We are in an era of institution failure. From the Tea Party to Occupy Wall St. there is a recognition that our institutions no longer sufficiently serve us. Open data can’t solve this problem, but it is part of the solution. The challenge of the old order and the institutions it fostered is that its organizing principle is built around the management (control) of processes, it’s been about the application of the industrial production model to government services.

What’s needed, then, are mechanisms for users to delegate authority over their devices to third parties while holding those parties accountable for their decisions, along with a less autarkic definition of user freedom that leaves room for such delegation. This is a new problem for the software industry, but fortunately it’s not a new problem for Western civilization. Centuries ago, western societies began to develop institutions and principles for delegating authority to third-party regulators while still holding them accountable for their decisions.

DevOps is the growing practice of forging tight collaboration between application developers and IT operations staff to continually improve performance, automation, and scalability of software and systems. The philosophy is also the force behind scripting language-based infrastructure automation tools, such as Puppet and Chef. But it’s also a reflection of the necessities that come from trying to provide reliable systems based on increasingly complex and unreliable stacks of software and infrastructure.

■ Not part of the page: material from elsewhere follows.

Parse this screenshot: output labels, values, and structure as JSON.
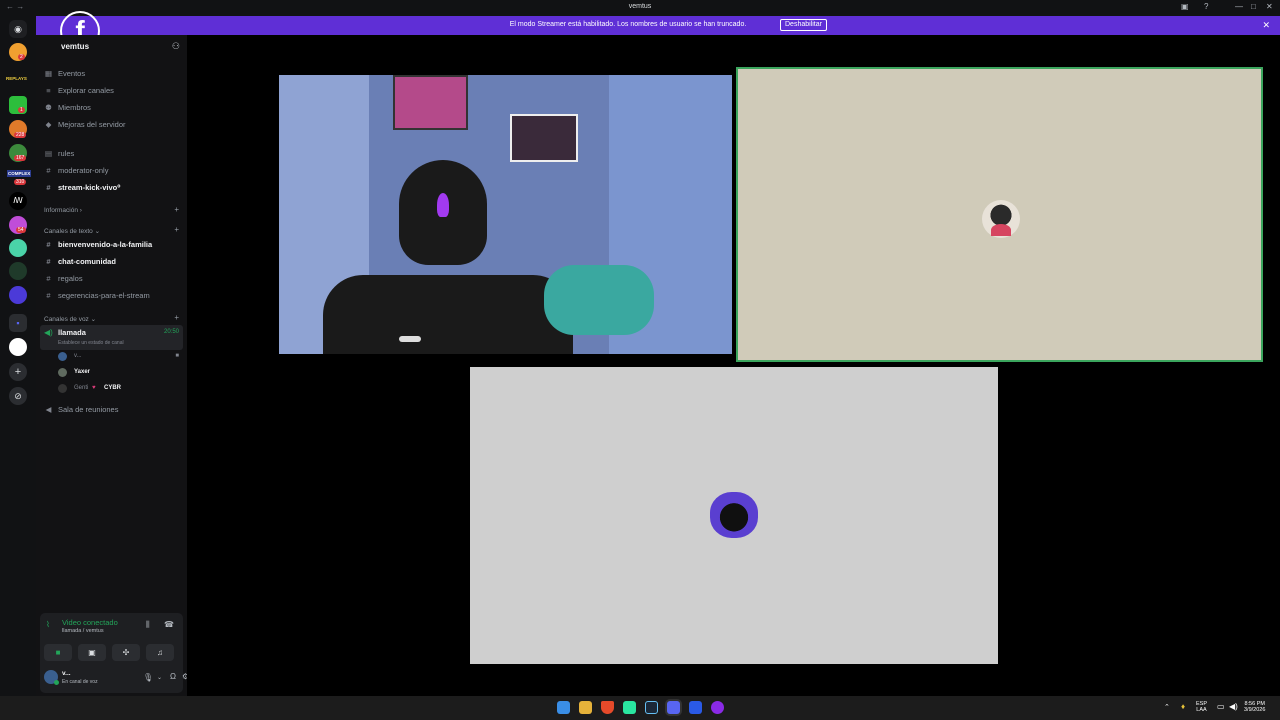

To aid him in his fight, Amit is going to need a bone marrow transfusion. Unlike blood transfusions, finding a genetic match for bone marrow that his body will accept is no easy task. The national bone marrow registry has 9.5 million records on file, yet the chances of someone from South Asian descent of finding a match are only 1 in 20,000. This is where we come in. We’re going to destroy those odds.